In Stancoviciana is a series of manuscripts, translations, lecture notes of philosophy at the seminary of Udine in 1792, volume of physics with forty different technical gadgets, books that he had written by himself on various topics. There is also a series of books about Istria written by different authors from whom he drew his knowledge about Istria and used for writing his own book “Biografia degli uomini Distinti dell’Istria” (“biographies of famous people from Istria”).
Stancoviciana contains and several books on Croatian language, a series of works of classical Roman and Christian writers, old maps, and printing rarities: Aldine – books printed by Aldo Manuzio (1449-1515); Plantin – books printed by Christoph Plantin (1520-1589); elzevieri (books printed by the family Elzevier in the Netherlands in the 17th century); books printed in Venice in the early 16th century at the printer family Giunta; book published in France in the second half of the 18th century in the printing family Didot.
Pietro Stancovich argued among other things that the St. Jerolim was from Istria, what is now assumed by a number of experts. He corresponded with many intellectuals from Italian and Croatian circle outside Istria.
He died in Barban in the year of 1852.
Sources: Encyclopedia of Istria, Stancoviciana – Rovinj town museum
Replica of the earrings made as indigenous souvenir after the autochthonous piece of jewelry that was worn in Barban in the 11th century.
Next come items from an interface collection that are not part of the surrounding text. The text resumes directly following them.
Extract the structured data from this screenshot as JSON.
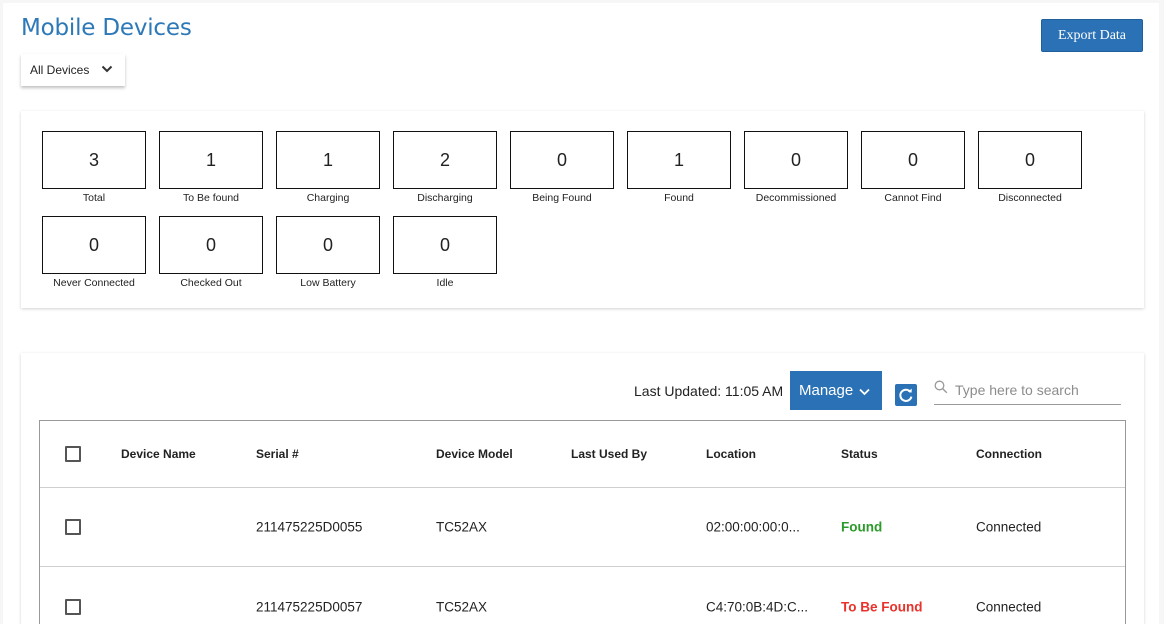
{
  "header": {
    "title": "Mobile Devices",
    "export_label": "Export Data",
    "filter_value": "All Devices"
  },
  "stats": [
    {
      "value": "3",
      "label": "Total"
    },
    {
      "value": "1",
      "label": "To Be found"
    },
    {
      "value": "1",
      "label": "Charging"
    },
    {
      "value": "2",
      "label": "Discharging"
    },
    {
      "value": "0",
      "label": "Being Found"
    },
    {
      "value": "1",
      "label": "Found"
    },
    {
      "value": "0",
      "label": "Decommissioned"
    },
    {
      "value": "0",
      "label": "Cannot Find"
    },
    {
      "value": "0",
      "label": "Disconnected"
    },
    {
      "value": "0",
      "label": "Never Connected"
    },
    {
      "value": "0",
      "label": "Checked Out"
    },
    {
      "value": "0",
      "label": "Low Battery"
    },
    {
      "value": "0",
      "label": "Idle"
    }
  ],
  "toolbar": {
    "last_updated": "Last Updated: 11:05 AM",
    "manage_label": "Manage",
    "search_placeholder": "Type here to search"
  },
  "table": {
    "columns": [
      "Device Name",
      "Serial #",
      "Device Model",
      "Last Used By",
      "Location",
      "Status",
      "Connection"
    ],
    "rows": [
      {
        "device_name": "",
        "serial": "211475225D0055",
        "model": "TC52AX",
        "last_used_by": "",
        "location": "02:00:00:00:0...",
        "status": "Found",
        "connection": "Connected"
      },
      {
        "device_name": "",
        "serial": "211475225D0057",
        "model": "TC52AX",
        "last_used_by": "",
        "location": "C4:70:0B:4D:C...",
        "status": "To Be Found",
        "connection": "Connected"
      }
    ]
  },
  "colors": {
    "accent": "#2a72b5",
    "title": "#2d79b8",
    "status_found": "#2a9a2a",
    "status_to_be_found": "#e8322a"
  },
  "icons": {
    "filter_chevron": "chevron-down-icon",
    "manage_chevron": "chevron-down-icon",
    "refresh": "refresh-icon",
    "search": "search-icon"
  }
}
“Barbanski rančin” is an earring which was found in Gradina near Barban, and it belonged to the dress of the old Croatian population inhabiting Barban region during the reign of the Roman Empire.
The earring from Barban is enscribed on the Register of Cultural Goods of the Republic of Croatia and the specimens are kept in the Archaeological Museum of Istria in Pula.